Honor produces a gun, and to her astonishment Liz discovers she’s regaining some control of her limbs; earlier Bendix and Sir James had indeed suspected that at least part of her paralysis might be psychosomatic. Liz picks up the gun from where Honor has thrown it; Honor tries to get it back from her; there’s a struggle; as in a thousand other movies, the gun goes off and . . . you’ve guessed the rest.
Using her steadily improving mobility, Liz is able to push her wheelchair back up to the big house, where she collapses on the terrace. When she recovers consciousness she’s ready with a collection of plausible lies, foremost among them that it was Honor who pushed her home . . .
The ever-sympathetic Dr, Bendix (Henry Edwards).
This movie has a very great deal to recommend it, not least a uniform excellence among the cast. If anyone stands out it’s Burrell, who manages the transition from beauty to vileness—almost monstrosity—and back with extraordinary smoothness; we can see exactly how she’s managed to fascinate and ensnare Peter, while at the same time it comes as no surprise when someone blurts out that the reason her husband, Christopher, is dead is that, serving his country in WWII, he preferred to stay at the Front than come home.
Some of the actors in minor parts are good too, like the cops Sergeant Cosgrove (Percival), Constable Briggs (Castle) and the unnamed detective inspector brought in from Lunnun (Solon). There’s a tiny role for the young Stanley Baker as pub habitue Joe.
Peter (Clement McCallin) reacts to the news of Honor’s baby the way he reacts to just about everything: he gets stocious in the pub.

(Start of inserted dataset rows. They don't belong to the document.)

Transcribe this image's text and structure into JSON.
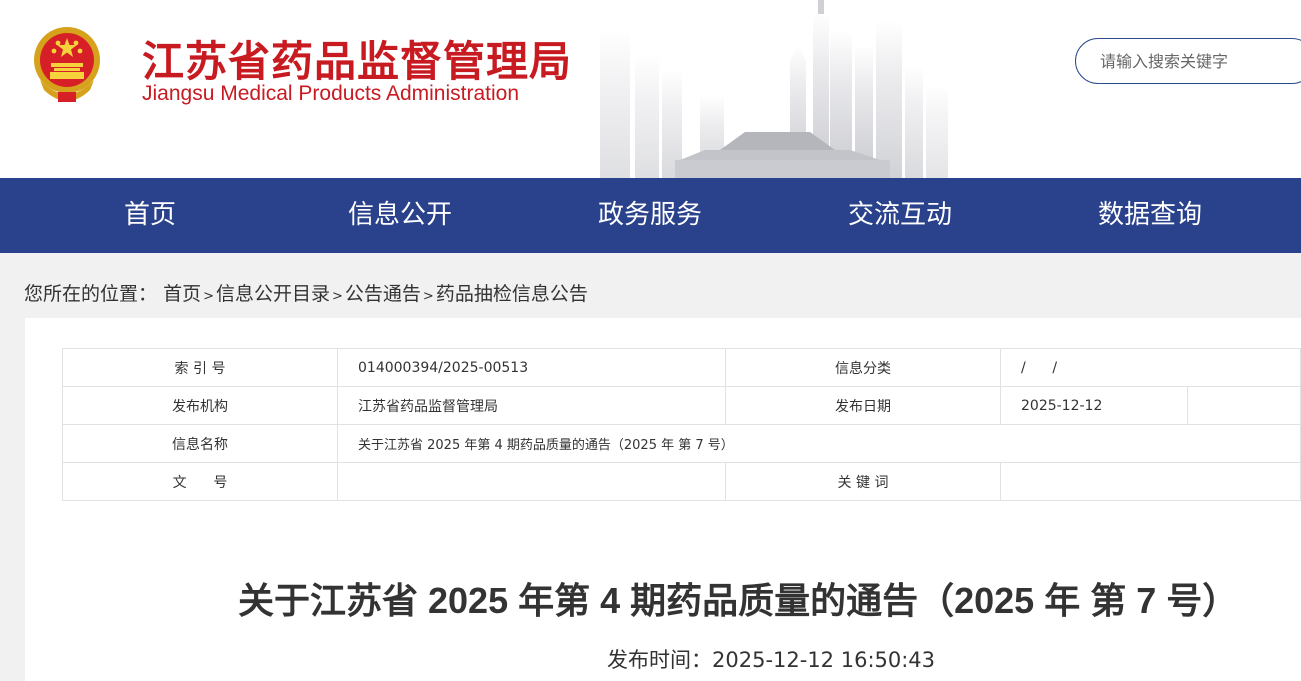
{
  "header": {
    "title_cn": "江苏省药品监督管理局",
    "title_en": "Jiangsu Medical Products Administration",
    "emblem_icon": "national-emblem-icon",
    "search_placeholder": "请输入搜索关键字"
  },
  "nav": {
    "items": [
      {
        "label": "首页"
      },
      {
        "label": "信息公开"
      },
      {
        "label": "政务服务"
      },
      {
        "label": "交流互动"
      },
      {
        "label": "数据查询"
      }
    ]
  },
  "breadcrumb": {
    "prefix": "您所在的位置：",
    "items": [
      {
        "label": "首页"
      },
      {
        "label": "信息公开目录"
      },
      {
        "label": "公告通告"
      },
      {
        "label": "药品抽检信息公告"
      }
    ],
    "separator": ">"
  },
  "meta": {
    "index_label": "索 引 号",
    "index_value": "014000394/2025-00513",
    "category_label": "信息分类",
    "category_value": "/      /",
    "publisher_label": "发布机构",
    "publisher_value": "江苏省药品监督管理局",
    "date_label": "发布日期",
    "date_value": "2025-12-12",
    "name_label": "信息名称",
    "name_value": "关于江苏省 2025 年第 4 期药品质量的通告（2025 年 第 7 号）",
    "docno_label": "文      号",
    "docno_value": "",
    "keywords_label": "关 键 词",
    "keywords_value": ""
  },
  "article": {
    "title": "关于江苏省 2025 年第 4 期药品质量的通告（2025 年 第 7 号）",
    "pubtime_label": "发布时间：",
    "pubtime_value": "2025-12-12 16:50:43"
  },
  "colors": {
    "brand_red": "#c81a21",
    "nav_blue": "#2a428c",
    "page_bg": "#f1f1f1"
  }
}
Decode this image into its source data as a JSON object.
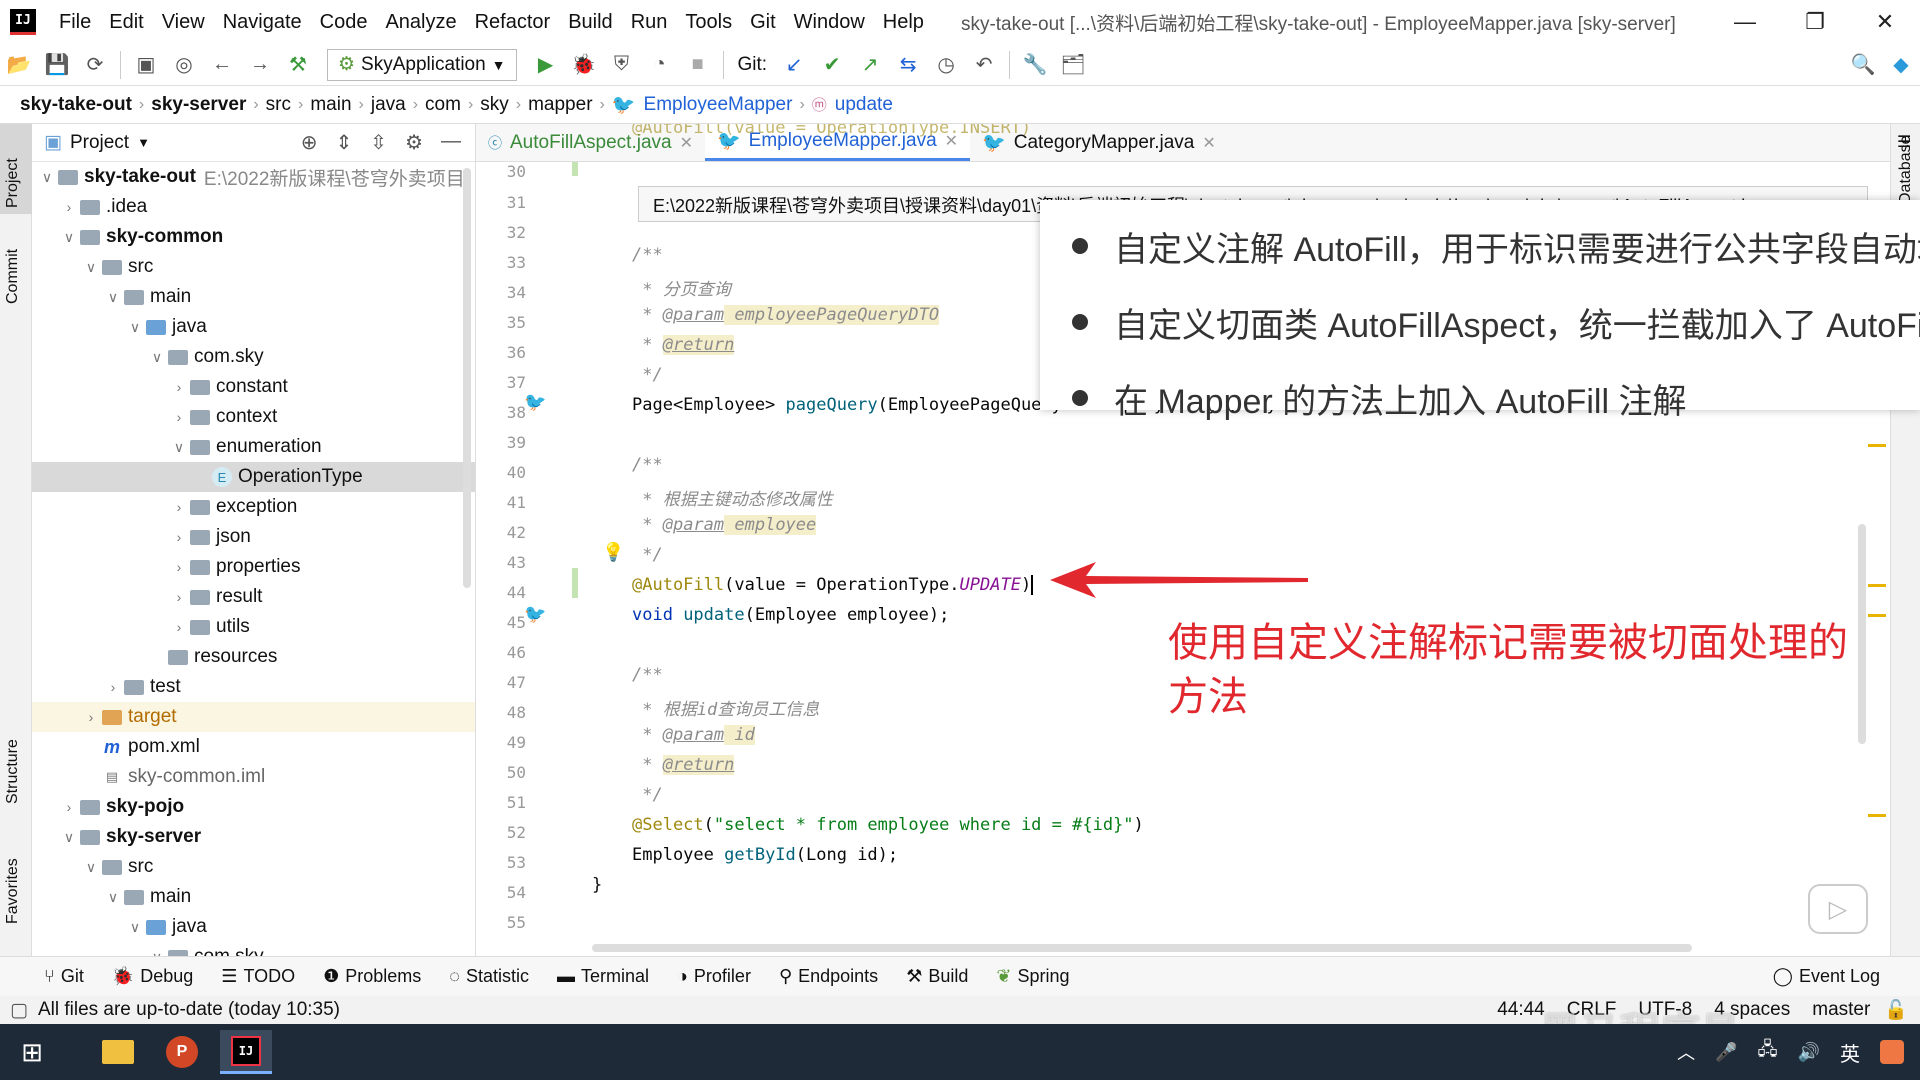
{
  "app": {
    "logo": "IJ",
    "menu": [
      "File",
      "Edit",
      "View",
      "Navigate",
      "Code",
      "Analyze",
      "Refactor",
      "Build",
      "Run",
      "Tools",
      "Git",
      "Window",
      "Help"
    ],
    "title": "sky-take-out [...\\资料\\后端初始工程\\sky-take-out] - EmployeeMapper.java [sky-server]"
  },
  "toolbar": {
    "run_config": "SkyApplication",
    "git_label": "Git:"
  },
  "breadcrumb": [
    "sky-take-out",
    "sky-server",
    "src",
    "main",
    "java",
    "com",
    "sky",
    "mapper",
    "EmployeeMapper",
    "update"
  ],
  "side_left": {
    "project": "Project",
    "commit": "Commit",
    "structure": "Structure",
    "favorites": "Favorites"
  },
  "side_right": {
    "database": "Database"
  },
  "project_panel": {
    "title": "Project",
    "tree": [
      {
        "label": "sky-take-out",
        "extra": "E:\\2022新版课程\\苍穹外卖项目",
        "indent": 0
      },
      {
        "label": ".idea",
        "indent": 1
      },
      {
        "label": "sky-common",
        "indent": 1
      },
      {
        "label": "src",
        "indent": 2
      },
      {
        "label": "main",
        "indent": 3
      },
      {
        "label": "java",
        "indent": 4
      },
      {
        "label": "com.sky",
        "indent": 5
      },
      {
        "label": "constant",
        "indent": 6
      },
      {
        "label": "context",
        "indent": 6
      },
      {
        "label": "enumeration",
        "indent": 6
      },
      {
        "label": "OperationType",
        "indent": 7
      },
      {
        "label": "exception",
        "indent": 6
      },
      {
        "label": "json",
        "indent": 6
      },
      {
        "label": "properties",
        "indent": 6
      },
      {
        "label": "result",
        "indent": 6
      },
      {
        "label": "utils",
        "indent": 6
      },
      {
        "label": "resources",
        "indent": 4
      },
      {
        "label": "test",
        "indent": 3
      },
      {
        "label": "target",
        "indent": 2
      },
      {
        "label": "pom.xml",
        "indent": 2
      },
      {
        "label": "sky-common.iml",
        "indent": 2
      },
      {
        "label": "sky-pojo",
        "indent": 1
      },
      {
        "label": "sky-server",
        "indent": 1
      },
      {
        "label": "src",
        "indent": 2
      },
      {
        "label": "main",
        "indent": 3
      },
      {
        "label": "java",
        "indent": 4
      },
      {
        "label": "com.sky",
        "indent": 5
      }
    ]
  },
  "tabs": [
    "AutoFillAspect.java",
    "EmployeeMapper.java",
    "CategoryMapper.java"
  ],
  "tooltip": "E:\\2022新版课程\\苍穹外卖项目\\授课资料\\day01\\资料\\后端初始工程\\sky-take-out\\sky-server\\src\\main\\java\\com\\sky\\aspect\\AutoFillAspect.java",
  "line_numbers": [
    "30",
    "31",
    "32",
    "33",
    "34",
    "35",
    "36",
    "37",
    "38",
    "39",
    "40",
    "41",
    "42",
    "43",
    "44",
    "45",
    "46",
    "47",
    "48",
    "49",
    "50",
    "51",
    "52",
    "53",
    "54",
    "55"
  ],
  "code": {
    "l30": "@AutoFill(value = OperationType.INSERT)",
    "l33": "/**",
    "l34_a": " * ",
    "l34_b": "分页查询",
    "l35_a": " * ",
    "l35_tag": "@param",
    "l35_b": " employeePageQueryDTO",
    "l36_a": " * ",
    "l36_tag": "@return",
    "l37": " */",
    "l38_a": "Page<Employee> ",
    "l38_fn": "pageQuery",
    "l38_b": "(EmployeePageQueryDTO employeePageQueryDTO);",
    "l40": "/**",
    "l41_a": " * ",
    "l41_b": "根据主键动态修改属性",
    "l42_a": " * ",
    "l42_tag": "@param",
    "l42_b": " employee",
    "l43": " */",
    "l44_ann": "@AutoFill",
    "l44_a": "(value = OperationType.",
    "l44_const": "UPDATE",
    "l44_b": ")",
    "l45_kw": "void ",
    "l45_fn": "update",
    "l45_b": "(Employee employee);",
    "l47": "/**",
    "l48_a": " * ",
    "l48_b": "根据id查询员工信息",
    "l49_a": " * ",
    "l49_tag": "@param",
    "l49_b": " id",
    "l50_a": " * ",
    "l50_tag": "@return",
    "l51": " */",
    "l52_ann": "@Select",
    "l52_a": "(",
    "l52_str": "\"select * from employee where id = #{id}\"",
    "l52_b": ")",
    "l53_a": "Employee ",
    "l53_fn": "getById",
    "l53_b": "(Long id);",
    "l54": "}"
  },
  "overlay": {
    "bullets": [
      "自定义注解 AutoFill，用于标识需要进行公共字段自动填充",
      "自定义切面类 AutoFillAspect，统一拦截加入了 AutoFill 注解的方法",
      "在 Mapper 的方法上加入 AutoFill 注解"
    ],
    "red_note": "使用自定义注解标记需要被切面处理的方法",
    "red_color": "#e0282e"
  },
  "tool_windows": [
    "Git",
    "Debug",
    "TODO",
    "Problems",
    "Statistic",
    "Terminal",
    "Profiler",
    "Endpoints",
    "Build",
    "Spring",
    "Event Log"
  ],
  "status": {
    "message": "All files are up-to-date (today 10:35)",
    "position": "44:44",
    "line_sep": "CRLF",
    "encoding": "UTF-8",
    "indent": "4 spaces",
    "branch": "master"
  },
  "taskbar": {
    "ime": "英"
  },
  "watermark": "黑马程序员"
}
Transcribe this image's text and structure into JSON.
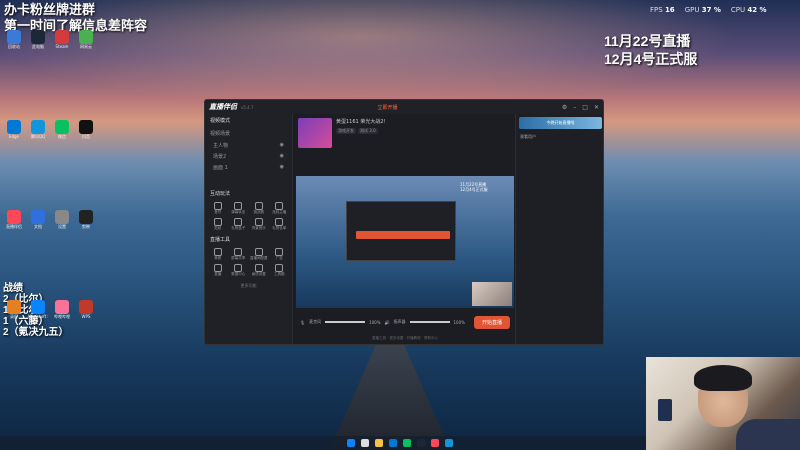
{
  "overlay": {
    "top_left_line1": "办卡粉丝牌进群",
    "top_left_line2": "第一时间了解信息差阵容",
    "top_right_line1": "11月22号直播",
    "top_right_line2": "12月4号正式服",
    "battle_title": "战绩",
    "battle_lines": [
      "2（比尔）",
      "1（比尔）",
      "1（六藤）",
      "2（氪决九五）"
    ]
  },
  "stats": {
    "fps_label": "FPS",
    "fps_value": "16",
    "gpu_label": "GPU",
    "gpu_value": "37 %",
    "cpu_label": "CPU",
    "cpu_value": "42 %"
  },
  "app": {
    "name": "直播伴侣",
    "version": "v5.4.7",
    "live_badge": "立即开播",
    "scene_tab": "视频模式",
    "scene_label": "视频场景",
    "scenes": [
      "主人物",
      "场景2",
      "画面 1"
    ],
    "interaction_title": "互动玩法",
    "interaction_items": [
      "音符",
      "弹幕玩法",
      "挑战赛",
      "连线主播",
      "贴纸",
      "礼物盒子",
      "背景音乐",
      "礼物名单"
    ],
    "tools_title": "直播工具",
    "tools_items": [
      "美颜",
      "屏幕共享",
      "直播间配置",
      "广告",
      "直播",
      "数据中心",
      "画质设置",
      "工具箱"
    ],
    "more_label": "更多功能",
    "stream_title": "黄蛋1161 荣光大战2!",
    "stream_tag1": "游戏开发",
    "stream_tag2": "测试 3.0",
    "start_button": "开始直播",
    "mic_label": "麦克风",
    "mic_value": "100%",
    "speaker_label": "扬声器",
    "speaker_value": "100%",
    "footer_text": "直播工具 · 更多设置 · 开播教程 · 帮助中心",
    "right_banner": "今晚开始直播啦",
    "right_header": "观看用户"
  },
  "desktop_icons": [
    "回收站",
    "此电脑",
    "Steam",
    "网易云",
    "Edge",
    "腾讯QQ",
    "微信",
    "抖音",
    "直播伴侣",
    "文档",
    "设置",
    "剪映",
    "录屏",
    "Microsoft Edge",
    "哔哩哔哩",
    "WPS"
  ],
  "taskbar_icons": [
    "开始",
    "搜索",
    "文件夹",
    "Edge",
    "微信",
    "Steam",
    "直播伴侣",
    "QQ"
  ]
}
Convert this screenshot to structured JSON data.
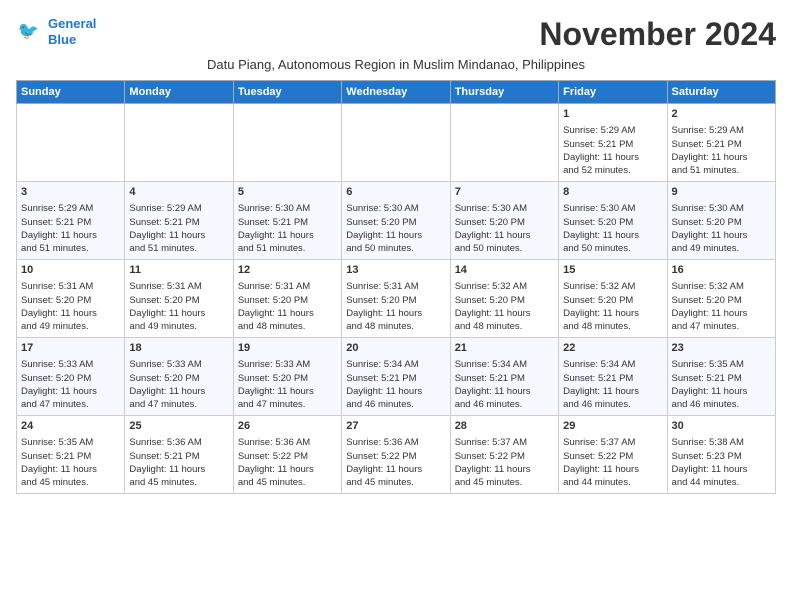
{
  "header": {
    "logo_line1": "General",
    "logo_line2": "Blue",
    "month_title": "November 2024",
    "subtitle": "Datu Piang, Autonomous Region in Muslim Mindanao, Philippines"
  },
  "days_of_week": [
    "Sunday",
    "Monday",
    "Tuesday",
    "Wednesday",
    "Thursday",
    "Friday",
    "Saturday"
  ],
  "weeks": [
    {
      "days": [
        {
          "num": "",
          "content": ""
        },
        {
          "num": "",
          "content": ""
        },
        {
          "num": "",
          "content": ""
        },
        {
          "num": "",
          "content": ""
        },
        {
          "num": "",
          "content": ""
        },
        {
          "num": "1",
          "content": "Sunrise: 5:29 AM\nSunset: 5:21 PM\nDaylight: 11 hours\nand 52 minutes."
        },
        {
          "num": "2",
          "content": "Sunrise: 5:29 AM\nSunset: 5:21 PM\nDaylight: 11 hours\nand 51 minutes."
        }
      ]
    },
    {
      "days": [
        {
          "num": "3",
          "content": "Sunrise: 5:29 AM\nSunset: 5:21 PM\nDaylight: 11 hours\nand 51 minutes."
        },
        {
          "num": "4",
          "content": "Sunrise: 5:29 AM\nSunset: 5:21 PM\nDaylight: 11 hours\nand 51 minutes."
        },
        {
          "num": "5",
          "content": "Sunrise: 5:30 AM\nSunset: 5:21 PM\nDaylight: 11 hours\nand 51 minutes."
        },
        {
          "num": "6",
          "content": "Sunrise: 5:30 AM\nSunset: 5:20 PM\nDaylight: 11 hours\nand 50 minutes."
        },
        {
          "num": "7",
          "content": "Sunrise: 5:30 AM\nSunset: 5:20 PM\nDaylight: 11 hours\nand 50 minutes."
        },
        {
          "num": "8",
          "content": "Sunrise: 5:30 AM\nSunset: 5:20 PM\nDaylight: 11 hours\nand 50 minutes."
        },
        {
          "num": "9",
          "content": "Sunrise: 5:30 AM\nSunset: 5:20 PM\nDaylight: 11 hours\nand 49 minutes."
        }
      ]
    },
    {
      "days": [
        {
          "num": "10",
          "content": "Sunrise: 5:31 AM\nSunset: 5:20 PM\nDaylight: 11 hours\nand 49 minutes."
        },
        {
          "num": "11",
          "content": "Sunrise: 5:31 AM\nSunset: 5:20 PM\nDaylight: 11 hours\nand 49 minutes."
        },
        {
          "num": "12",
          "content": "Sunrise: 5:31 AM\nSunset: 5:20 PM\nDaylight: 11 hours\nand 48 minutes."
        },
        {
          "num": "13",
          "content": "Sunrise: 5:31 AM\nSunset: 5:20 PM\nDaylight: 11 hours\nand 48 minutes."
        },
        {
          "num": "14",
          "content": "Sunrise: 5:32 AM\nSunset: 5:20 PM\nDaylight: 11 hours\nand 48 minutes."
        },
        {
          "num": "15",
          "content": "Sunrise: 5:32 AM\nSunset: 5:20 PM\nDaylight: 11 hours\nand 48 minutes."
        },
        {
          "num": "16",
          "content": "Sunrise: 5:32 AM\nSunset: 5:20 PM\nDaylight: 11 hours\nand 47 minutes."
        }
      ]
    },
    {
      "days": [
        {
          "num": "17",
          "content": "Sunrise: 5:33 AM\nSunset: 5:20 PM\nDaylight: 11 hours\nand 47 minutes."
        },
        {
          "num": "18",
          "content": "Sunrise: 5:33 AM\nSunset: 5:20 PM\nDaylight: 11 hours\nand 47 minutes."
        },
        {
          "num": "19",
          "content": "Sunrise: 5:33 AM\nSunset: 5:20 PM\nDaylight: 11 hours\nand 47 minutes."
        },
        {
          "num": "20",
          "content": "Sunrise: 5:34 AM\nSunset: 5:21 PM\nDaylight: 11 hours\nand 46 minutes."
        },
        {
          "num": "21",
          "content": "Sunrise: 5:34 AM\nSunset: 5:21 PM\nDaylight: 11 hours\nand 46 minutes."
        },
        {
          "num": "22",
          "content": "Sunrise: 5:34 AM\nSunset: 5:21 PM\nDaylight: 11 hours\nand 46 minutes."
        },
        {
          "num": "23",
          "content": "Sunrise: 5:35 AM\nSunset: 5:21 PM\nDaylight: 11 hours\nand 46 minutes."
        }
      ]
    },
    {
      "days": [
        {
          "num": "24",
          "content": "Sunrise: 5:35 AM\nSunset: 5:21 PM\nDaylight: 11 hours\nand 45 minutes."
        },
        {
          "num": "25",
          "content": "Sunrise: 5:36 AM\nSunset: 5:21 PM\nDaylight: 11 hours\nand 45 minutes."
        },
        {
          "num": "26",
          "content": "Sunrise: 5:36 AM\nSunset: 5:22 PM\nDaylight: 11 hours\nand 45 minutes."
        },
        {
          "num": "27",
          "content": "Sunrise: 5:36 AM\nSunset: 5:22 PM\nDaylight: 11 hours\nand 45 minutes."
        },
        {
          "num": "28",
          "content": "Sunrise: 5:37 AM\nSunset: 5:22 PM\nDaylight: 11 hours\nand 45 minutes."
        },
        {
          "num": "29",
          "content": "Sunrise: 5:37 AM\nSunset: 5:22 PM\nDaylight: 11 hours\nand 44 minutes."
        },
        {
          "num": "30",
          "content": "Sunrise: 5:38 AM\nSunset: 5:23 PM\nDaylight: 11 hours\nand 44 minutes."
        }
      ]
    }
  ]
}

Also of note is Harvey’s cinematography. In one superb little piece of perception, as Alice pushes Liz in her wheelchair down to Honor’s cottage through evening shadows, the trees dapple the light falling on them. The pair take on almost the aspect of water creatures swimming though the shallows; with each step Alice appears to break the surface and gasp in a new breath. Another fine piece of work—this time of direction/editing—occurs when Alice’s sister Agnes (Bryan), maid to Honor, discovers her mistress sprawled dead on the living-room floor. Agnes draws in her breath for the de rigueur scream . . . but instead what we see and hear is the phone shrilling in Bendix’s home.
Alice (Gabrielle Blunt) wheels Liz (Helen Shingler) through dappled shadows to the cottage.
The ending, in which in a sense nothing is settled—except that, for Liz, there’s a most ideal denouement—has attracted some flak; it’s certainly unexpected. I personally found it completely satisfying, with nothing more needing to be spelled out—it reminded me in this respect of the similarly controversial ending to Paolo Maurensig’s novel La Variante di Lüneburg (1993; vt The Lüneburg Variation)—but I can understand completely how others might find it infuriating: the story has perfectly completed one plot arc while leaving the other wide open for the viewer to complete.